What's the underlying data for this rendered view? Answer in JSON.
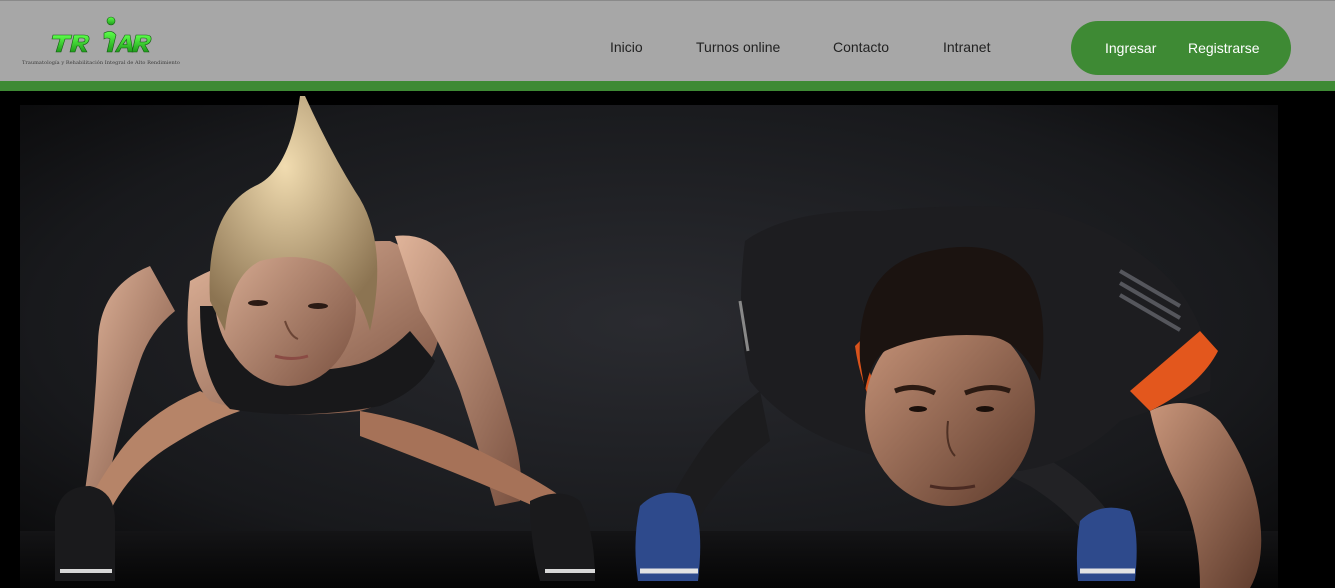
{
  "logo": {
    "brand": "TRIAR",
    "tagline": "Traumatología y Rehabilitación Integral de Alto Rendimiento"
  },
  "nav": {
    "items": [
      {
        "label": "Inicio"
      },
      {
        "label": "Turnos online"
      },
      {
        "label": "Contacto"
      },
      {
        "label": "Intranet"
      }
    ]
  },
  "auth": {
    "login_label": "Ingresar",
    "register_label": "Registrarse"
  },
  "colors": {
    "header_bg": "#a7a7a7",
    "accent_green": "#3e8a34",
    "logo_green": "#2fd12c"
  },
  "hero": {
    "image_description": "two-people-doing-push-ups-photo"
  }
}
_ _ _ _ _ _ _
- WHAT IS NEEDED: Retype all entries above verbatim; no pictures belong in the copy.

- SOLUTION:
What's the underlying data for this rendered view? Answer in JSON.
{
  "logo": {
    "brand": "TRIAR",
    "tagline": "Traumatología y Rehabilitación Integral de Alto Rendimiento"
  },
  "nav": {
    "items": [
      {
        "label": "Inicio"
      },
      {
        "label": "Turnos online"
      },
      {
        "label": "Contacto"
      },
      {
        "label": "Intranet"
      }
    ]
  },
  "auth": {
    "login_label": "Ingresar",
    "register_label": "Registrarse"
  },
  "colors": {
    "header_bg": "#a7a7a7",
    "accent_green": "#3e8a34",
    "logo_green": "#2fd12c"
  },
  "hero": {
    "image_description": "two-people-doing-push-ups-photo"
  }
}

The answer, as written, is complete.